MUMBAI • Indian media tycoon Subhash Chandra scrambled at the weekend to contain a crisis that wiped US$1.6 billion (S$2.18 billion) off his flagship Zee Entertainment Enterprises' market value last Friday and threatened to derail his plans to sell a stake in the company.
Shares of India's biggest television network and its subsidiary Dish TV India plunged more than 25 per cent in the last two hours of trading after news website The Wire published a report questioning the group's links to a company that is being probed by the country's Serious Fraud Investigation Office.
Essel Group, the Chandra-led conglomerate, released statements on Friday and Sunday denying the allegations.
The group reached an understanding with its lenders, who agreed there will not be "any event of default declared due to the steep fall in price", Essel said on Sunday.
Last Friday, Zee's chief executive officer Punit Goenka told investors on a call that the share price plunge will not hit Mr Chandra's plans to sell half of his stake in Zee.
Later that evening, Mr Chandra, 68, issued an open letter blaming poor investments in the infrastructure sector, combined with its exposure to failed lender Infrastructure Leasing & Financial Services for the group's rising debt, and apologised to his investors and creditors for the conglomerate's financial woes.
Mr Chandra, who started Zee in 1992, is seeking a strategic investor to help him fend off competition from Netflix, Amazon.com and hundreds of local TV channels vying to tap India's booming demand for content.
Mr Subhash Chandra, who started Zee in 1992, is seeking a strategic investor to help him fend off competition from Netflix, Amazon.com and hundreds of local TV channels vying to tap India's booming demand for content.
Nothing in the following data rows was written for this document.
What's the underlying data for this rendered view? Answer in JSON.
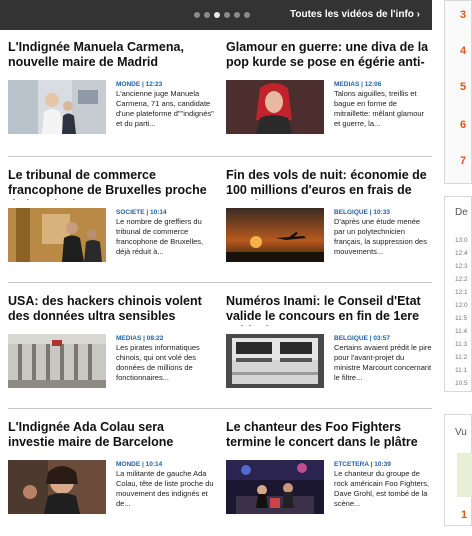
{
  "topbar": {
    "videos_link": "Toutes les vidéos de l'info ›",
    "carousel_dots": 6,
    "active_dot": 2
  },
  "articles": [
    {
      "headline": "L'Indignée Manuela Carmena, nouvelle maire de Madrid",
      "meta": "MONDE | 12:23",
      "summary": "L'ancienne juge Manuela Carmena, 71 ans, candidate d'une plateforme d\"\"indignés\" et du parti..."
    },
    {
      "headline": "Glamour en guerre: une diva de la pop kurde se pose en égérie anti-EI",
      "meta": "MEDIAS | 12:06",
      "summary": "Talons aiguilles, treillis et bague en forme de mitraillette: mêlant glamour et guerre, la..."
    },
    {
      "headline": "Le tribunal de commerce francophone de Bruxelles proche de l'explosion",
      "meta": "SOCIETE | 10:14",
      "summary": "Le nombre de greffiers du tribunal de commerce francophone de Bruxelles, déjà réduit à..."
    },
    {
      "headline": "Fin des vols de nuit: économie de 100 millions d'euros en frais de santé",
      "meta": "BELGIQUE | 10:33",
      "summary": "D'après une étude menée par un polytechnicien français, la suppression des mouvements..."
    },
    {
      "headline": "USA: des hackers chinois volent des données ultra sensibles",
      "meta": "MEDIAS | 08:22",
      "summary": "Les pirates informatiques chinois, qui ont volé des données de millions de fonctionnaires..."
    },
    {
      "headline": "Numéros Inami: le Conseil d'Etat valide le concours en fin de 1ere médecine",
      "meta": "BELGIQUE | 03:57",
      "summary": "Certains avaient prédit le pire pour l'avant-projet du ministre Marcourt concernant le filtre..."
    },
    {
      "headline": "L'Indignée Ada Colau sera investie maire de Barcelone",
      "meta": "MONDE | 10:14",
      "summary": "La militante de gauche Ada Colau, tête de liste proche du mouvement des indignés et de..."
    },
    {
      "headline": "Le chanteur des Foo Fighters termine le concert dans le plâtre",
      "meta": "ETCETERA | 10:39",
      "summary": "Le chanteur du groupe de rock américain Foo Fighters, Dave Grohl, est tombé de la scène..."
    }
  ],
  "sidebar": {
    "ranks": [
      "3",
      "4",
      "5",
      "6",
      "7"
    ],
    "dernier_title": "De",
    "times": [
      "13:0",
      "12:4",
      "12:3",
      "12:2",
      "12:1",
      "12:0",
      "11:5",
      "11:4",
      "11:3",
      "11:2",
      "11:1",
      "10:5"
    ],
    "vu_title": "Vu",
    "vu_first": "1"
  },
  "colors": {
    "topbar": "#333333",
    "meta_blue": "#1f5fa8",
    "rank_orange": "#e0561c"
  }
}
Plunging shares may hinder those plans and his attempts at reducing debt.
Plunging shares may hinder those plans and his attempts at reducing debt. Mr Goenka sought to ease concerns by saying that Zee is also trying to sell stressed assets for an enterprise value of 200 billion rupees (S$3.8 billion).
"There's no change to business fundamentals," analysts Kapil Singh and Siddhartha Bera from Nomura Holdings in Mumbai wrote in a report last Saturday. Zee trades at a "very attractive" valuation, they said, maintaining their buy recommendation on the stock.
Zee is close to selling an infrastructure asset and expects to complete the sale of road and solar power projects by April, Mr Goenka said. Zee's owners have pledged 59 per cent of their shares to lenders as collateral, and the asset sales may help them revoke the pledges.
Friday's slump may have "exacerbated (the) risk of pledges being invoked", CLSA analysts Deepti Chaturvedi and Akshat Agarwal wrote, while also recommending that clients buy the shares.
Last Thursday, Zee reported a 75 per cent jump in profit to 5.6 billion rupees on sales of 21.7 billion rupees for the December quarter.
In his letter, Mr Chandra, a former rice trader, urged lenders to "maintain patience, till the process of Zee Entertainment's stake sale is completed".
"Post the sale process, we will be positively able to repay the entire dues, but if the lenders react in a panic situation, it will only hurt them and us."